Jay and Silent Bob have been weaving their way through Kevin Smith's slack movie tapestry, from the early inspired days of Clerks, through to his recent, mostly panned, Catholic comedy, Dogma. In many ways in these films, they were among the funniest things on offer, blending a touching Tom 'n' Huck naivety with language that could peel paint.

The trouble is, Smith seems to have difficulty leaving the herbally-charged duo behind him. This, he says, is an attempt at closure - specifically a whole movie just for them, after which they will presumably retire to the great convenience store in the sky. But, as the internet dweebs presciently ask in the story, can these two support an entire movie? The answer is... sometimes.

Strike Back is an infuriatingly patchy experience, with moments of inspired foulness. Jay's rant in support of the "Coalition for the Liberation of Itinerant Tree-dwellers" (work it out for yourself) is a highlight, as is Chris Rock's angry, black film director ('They stole Sesame Street from me - I was going to call it Niggas Wid Puppets!).

But the gag hit/miss ratio is really only about 50/50 and the rambling, freewheeling plot is virtually non-existent at points. In the end, it's a kind of stoner Road To... movie, with considerably more references to bitch-slapping than was usual in the Hope/Crosby franchise.

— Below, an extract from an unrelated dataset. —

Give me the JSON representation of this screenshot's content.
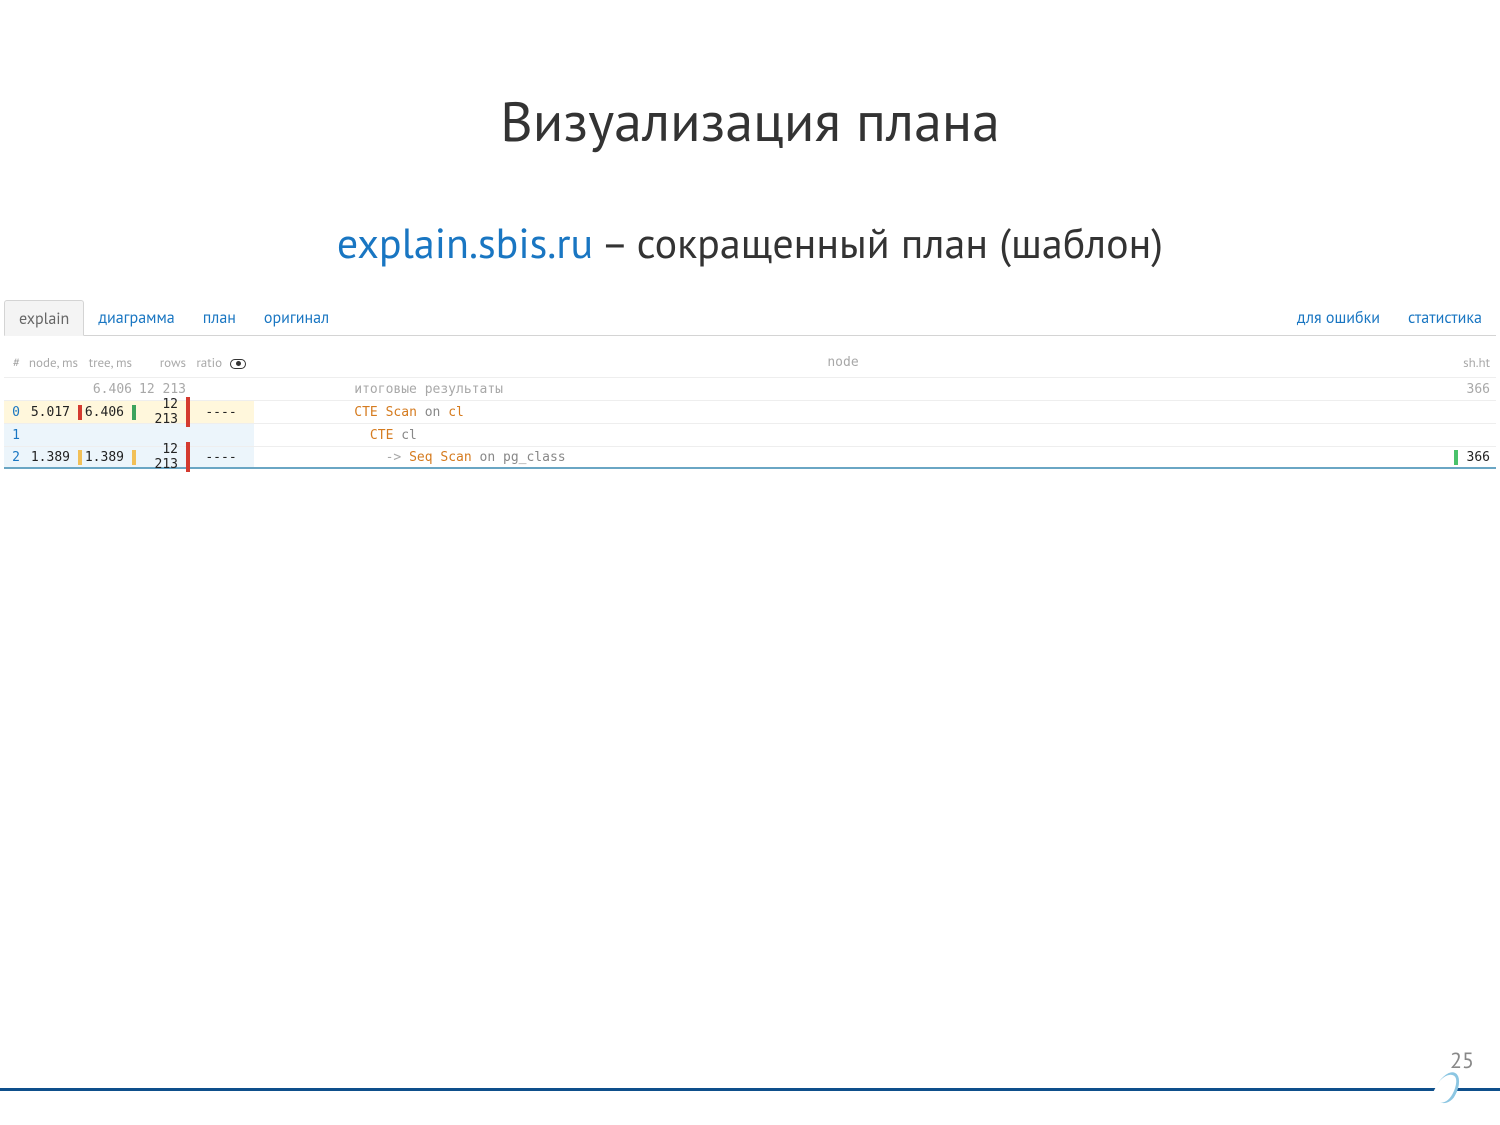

Regulars from the previous movies pop in and out of the less-than-weighty narrative. Matt Damon and Ben Afflect stand out, seen here on the 'set' of Good Will Hunting 2, bitching about their careers ("That'll be your next movie about a gay, golfing serial killer who rides a horse?" Affleck snaps. "Two words: Reindeer Games," Damon retorts). But there are also whole expanses of mirthless celluloid, and, even after an extended Star Wars skit and a cameo by Mark Hamill (Carrie Fisher pops up earlier on), Smith appears to have absolutely no idea how to end it.

Distressingly uneven. Like the little girl with the curl, when it's good it's very, very good, but when it's bad it's - well, just gratuitously offensive. But tune out the dreck and there are enough laughs for it to be worthwhile.